Water restrictions were lifted early Tuesday for 1.8 million residents in Montgomery and Prince George's counties, allowing them to sprinkle their lawns and wash their cars, if they dared take on historic summer heat.
The Washington Suburban Sanitary Commission restored an eight-foot-wide water main that nearly burst last week in Potomac, halting water use across the Maryland suburbs and testing the patience -- and obedience -- of homeowners.
The agency had expected to end the restrictions a day earlier, but kept them in place until Tuesday morning, while waiting for water quality samples to return.
"The restrictions were unfortunate, but necessary," said WSSC General Manager Jerry N. Johnson. "We needed to be proactive to prevent what could have been a very serious situation."
Traffic could be affected in the area near Tuckerman Lane and Gainsborough Road, where the pipe -- the largest in WSSC's system -- is located. But the water main is fully operational.

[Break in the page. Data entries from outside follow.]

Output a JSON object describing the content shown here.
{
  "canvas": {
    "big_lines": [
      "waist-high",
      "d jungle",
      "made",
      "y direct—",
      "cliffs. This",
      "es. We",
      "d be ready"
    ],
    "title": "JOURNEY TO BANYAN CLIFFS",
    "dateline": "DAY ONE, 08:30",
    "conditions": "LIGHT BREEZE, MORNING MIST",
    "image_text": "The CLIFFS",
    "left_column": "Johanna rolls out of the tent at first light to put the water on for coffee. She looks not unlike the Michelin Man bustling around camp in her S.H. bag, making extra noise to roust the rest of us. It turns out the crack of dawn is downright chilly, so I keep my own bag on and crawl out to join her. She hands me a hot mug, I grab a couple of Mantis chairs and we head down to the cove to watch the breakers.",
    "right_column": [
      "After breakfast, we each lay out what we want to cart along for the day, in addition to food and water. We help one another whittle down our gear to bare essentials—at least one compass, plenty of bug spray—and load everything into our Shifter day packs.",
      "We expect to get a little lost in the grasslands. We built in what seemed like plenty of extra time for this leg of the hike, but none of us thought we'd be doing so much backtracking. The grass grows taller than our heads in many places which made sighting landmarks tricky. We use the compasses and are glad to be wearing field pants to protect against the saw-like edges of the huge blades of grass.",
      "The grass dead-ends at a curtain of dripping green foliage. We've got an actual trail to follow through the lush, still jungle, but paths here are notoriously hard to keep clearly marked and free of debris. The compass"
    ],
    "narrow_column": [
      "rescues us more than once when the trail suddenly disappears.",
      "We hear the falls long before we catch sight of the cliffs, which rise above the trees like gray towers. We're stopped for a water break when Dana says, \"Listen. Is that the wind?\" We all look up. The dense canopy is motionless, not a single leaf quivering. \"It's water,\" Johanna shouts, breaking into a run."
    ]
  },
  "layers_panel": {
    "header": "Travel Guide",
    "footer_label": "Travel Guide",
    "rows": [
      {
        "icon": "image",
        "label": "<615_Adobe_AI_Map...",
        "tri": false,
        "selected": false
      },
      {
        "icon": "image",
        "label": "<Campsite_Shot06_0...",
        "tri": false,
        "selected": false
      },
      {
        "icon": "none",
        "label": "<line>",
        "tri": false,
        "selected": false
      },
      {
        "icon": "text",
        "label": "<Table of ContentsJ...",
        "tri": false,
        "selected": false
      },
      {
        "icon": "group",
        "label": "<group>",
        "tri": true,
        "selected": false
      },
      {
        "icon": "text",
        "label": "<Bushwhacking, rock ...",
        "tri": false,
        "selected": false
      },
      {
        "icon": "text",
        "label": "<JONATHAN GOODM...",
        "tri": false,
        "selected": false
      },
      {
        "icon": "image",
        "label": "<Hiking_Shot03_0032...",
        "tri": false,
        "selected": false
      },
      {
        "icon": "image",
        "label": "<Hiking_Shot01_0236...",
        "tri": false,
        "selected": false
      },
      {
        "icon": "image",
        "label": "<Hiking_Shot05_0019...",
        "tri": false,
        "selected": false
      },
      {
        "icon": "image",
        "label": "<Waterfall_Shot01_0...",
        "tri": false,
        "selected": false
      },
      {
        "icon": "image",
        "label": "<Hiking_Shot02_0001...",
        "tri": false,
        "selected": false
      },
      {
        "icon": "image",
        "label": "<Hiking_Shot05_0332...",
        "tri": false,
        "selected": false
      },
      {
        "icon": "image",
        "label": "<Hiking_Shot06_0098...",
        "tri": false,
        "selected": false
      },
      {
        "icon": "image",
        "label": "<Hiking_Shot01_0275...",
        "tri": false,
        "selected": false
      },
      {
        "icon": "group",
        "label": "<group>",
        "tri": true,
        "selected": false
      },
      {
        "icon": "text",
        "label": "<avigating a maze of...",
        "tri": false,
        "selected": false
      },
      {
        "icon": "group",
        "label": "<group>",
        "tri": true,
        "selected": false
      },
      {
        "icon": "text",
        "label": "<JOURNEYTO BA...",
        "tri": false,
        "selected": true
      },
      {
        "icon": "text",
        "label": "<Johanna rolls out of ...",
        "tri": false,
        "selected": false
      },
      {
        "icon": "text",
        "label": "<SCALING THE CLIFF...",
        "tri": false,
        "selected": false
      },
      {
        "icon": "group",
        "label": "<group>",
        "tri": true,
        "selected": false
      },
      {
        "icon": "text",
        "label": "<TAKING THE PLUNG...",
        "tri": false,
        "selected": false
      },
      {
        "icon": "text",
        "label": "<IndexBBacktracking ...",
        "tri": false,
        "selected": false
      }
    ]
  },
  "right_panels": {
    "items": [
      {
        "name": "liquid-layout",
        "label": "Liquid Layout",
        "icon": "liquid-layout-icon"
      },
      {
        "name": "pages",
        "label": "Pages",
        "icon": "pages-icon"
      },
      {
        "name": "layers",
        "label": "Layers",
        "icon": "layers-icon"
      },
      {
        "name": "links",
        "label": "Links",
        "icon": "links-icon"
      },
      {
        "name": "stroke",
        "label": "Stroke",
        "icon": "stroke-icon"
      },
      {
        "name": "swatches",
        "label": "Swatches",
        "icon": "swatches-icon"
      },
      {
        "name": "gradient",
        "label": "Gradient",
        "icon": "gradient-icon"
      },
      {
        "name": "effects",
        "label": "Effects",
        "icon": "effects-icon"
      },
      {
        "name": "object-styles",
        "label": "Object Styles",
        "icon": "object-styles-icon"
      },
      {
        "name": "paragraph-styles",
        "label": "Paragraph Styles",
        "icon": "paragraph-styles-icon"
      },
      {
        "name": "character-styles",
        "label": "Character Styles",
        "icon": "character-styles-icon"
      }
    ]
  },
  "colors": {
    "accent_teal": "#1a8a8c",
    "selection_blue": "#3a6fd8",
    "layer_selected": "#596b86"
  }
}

Shutting down outdoor water use, or even reducing it, was a tough sell amid sweltering temperatures and a holiday weekend.
WSSC spokesman John White said 366 people were given warnings during the more than five days of restrictions. Another four residents were handed $500 citations for repeat violations.
Without restrictions, officials feared they would not have enough water pressure to fight fires. Overall all water use was down roughly 14 percent, falling far short of the agency's 30 percent goal.
The damaged 96-inch main near was identified by fiber-optic technology being implemented throughout WSSC's system of 5,500 miles of freshwater pipes and nearly 5,400 miles of sewer pipeline. Had the pipe burst, it might have led to an episode similar to what happened in Bethesda in 2008, when motorists were stranded on River Road by a broken water main, authorities feared.